[Entries from a dataset of interfaces]

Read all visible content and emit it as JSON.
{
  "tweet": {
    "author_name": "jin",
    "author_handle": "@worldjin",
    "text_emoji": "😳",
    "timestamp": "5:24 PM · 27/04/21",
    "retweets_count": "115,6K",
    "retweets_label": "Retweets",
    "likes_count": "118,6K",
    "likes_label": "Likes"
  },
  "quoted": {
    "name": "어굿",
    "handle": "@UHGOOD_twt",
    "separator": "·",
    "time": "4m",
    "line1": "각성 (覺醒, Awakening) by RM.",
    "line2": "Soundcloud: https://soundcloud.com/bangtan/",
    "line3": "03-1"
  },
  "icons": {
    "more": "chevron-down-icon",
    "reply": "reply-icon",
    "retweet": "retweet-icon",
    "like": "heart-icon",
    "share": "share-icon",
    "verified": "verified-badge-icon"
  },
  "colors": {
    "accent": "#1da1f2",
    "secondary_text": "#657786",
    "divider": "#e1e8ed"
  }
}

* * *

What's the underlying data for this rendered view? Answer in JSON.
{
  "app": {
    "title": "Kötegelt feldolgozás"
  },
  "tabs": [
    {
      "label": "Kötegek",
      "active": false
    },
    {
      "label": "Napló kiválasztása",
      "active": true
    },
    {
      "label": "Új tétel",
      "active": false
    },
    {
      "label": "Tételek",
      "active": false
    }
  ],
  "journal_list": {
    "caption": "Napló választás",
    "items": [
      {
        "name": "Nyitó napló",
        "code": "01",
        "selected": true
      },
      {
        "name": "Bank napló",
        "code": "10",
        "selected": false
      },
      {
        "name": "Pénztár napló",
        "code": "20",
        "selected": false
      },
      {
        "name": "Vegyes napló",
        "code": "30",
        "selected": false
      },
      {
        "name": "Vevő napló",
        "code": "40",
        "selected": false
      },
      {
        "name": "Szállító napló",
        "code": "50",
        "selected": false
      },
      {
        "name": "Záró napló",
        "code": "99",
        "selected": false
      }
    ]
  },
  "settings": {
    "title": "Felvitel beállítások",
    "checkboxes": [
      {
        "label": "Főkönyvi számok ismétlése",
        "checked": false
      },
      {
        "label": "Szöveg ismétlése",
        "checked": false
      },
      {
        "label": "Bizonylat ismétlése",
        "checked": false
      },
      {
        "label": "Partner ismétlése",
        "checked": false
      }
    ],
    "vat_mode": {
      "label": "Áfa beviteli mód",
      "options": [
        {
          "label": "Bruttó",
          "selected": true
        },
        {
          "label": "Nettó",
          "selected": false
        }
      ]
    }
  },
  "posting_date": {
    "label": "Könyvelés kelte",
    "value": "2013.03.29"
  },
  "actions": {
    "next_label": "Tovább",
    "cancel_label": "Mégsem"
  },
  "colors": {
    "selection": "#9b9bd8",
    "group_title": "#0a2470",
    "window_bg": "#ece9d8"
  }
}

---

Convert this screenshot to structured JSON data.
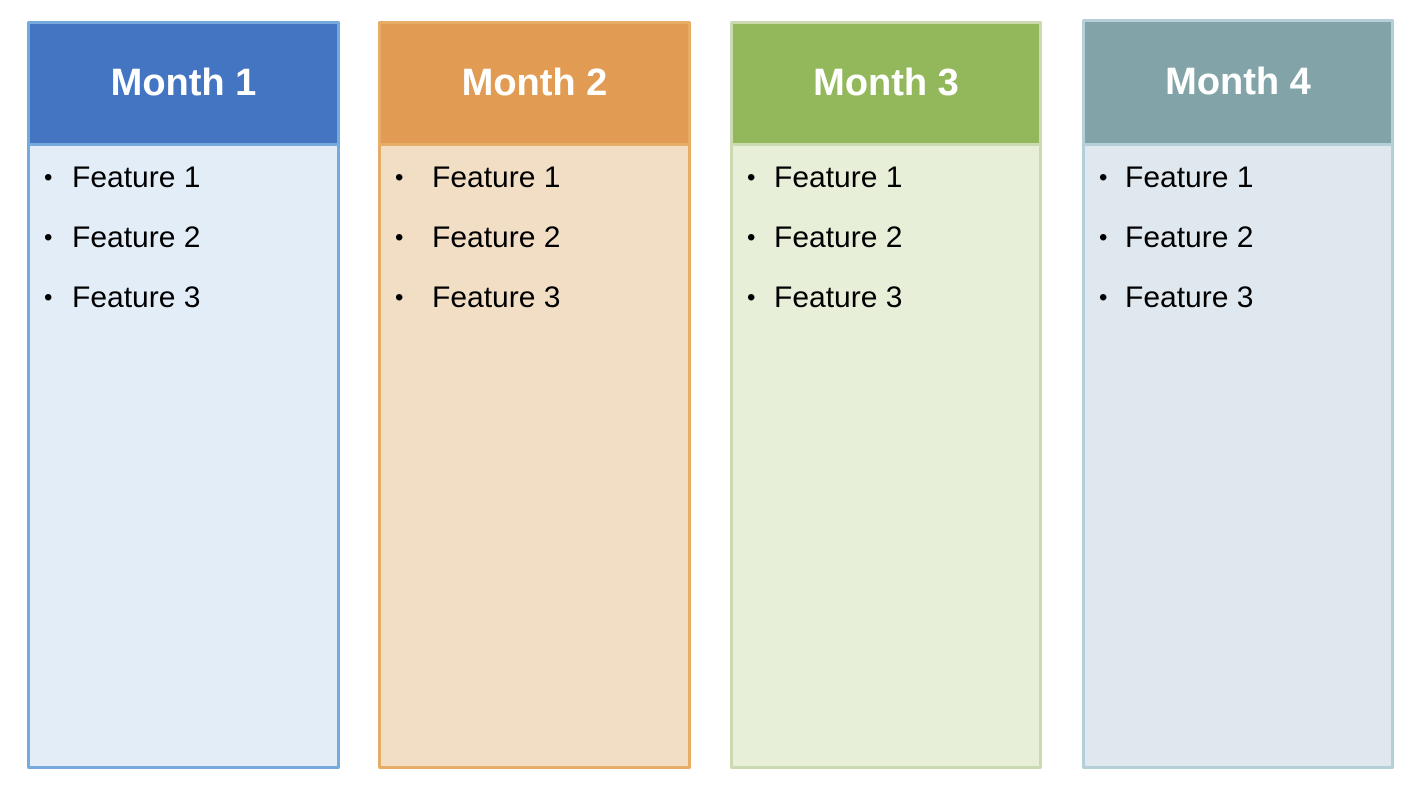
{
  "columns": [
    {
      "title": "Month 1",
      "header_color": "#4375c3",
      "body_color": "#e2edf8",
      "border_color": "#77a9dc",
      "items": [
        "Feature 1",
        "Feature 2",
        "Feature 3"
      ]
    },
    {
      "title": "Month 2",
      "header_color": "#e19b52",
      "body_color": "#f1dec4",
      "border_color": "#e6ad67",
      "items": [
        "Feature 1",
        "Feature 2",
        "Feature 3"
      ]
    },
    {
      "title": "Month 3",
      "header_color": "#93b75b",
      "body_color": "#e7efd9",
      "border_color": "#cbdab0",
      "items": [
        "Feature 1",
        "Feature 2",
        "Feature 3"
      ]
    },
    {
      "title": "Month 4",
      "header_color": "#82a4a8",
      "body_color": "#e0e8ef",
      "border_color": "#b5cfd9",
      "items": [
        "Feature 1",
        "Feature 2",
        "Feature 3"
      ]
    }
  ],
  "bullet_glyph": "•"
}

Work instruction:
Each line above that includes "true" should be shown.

Expected answer:
      "active": true
        "selected": true
          "selected": true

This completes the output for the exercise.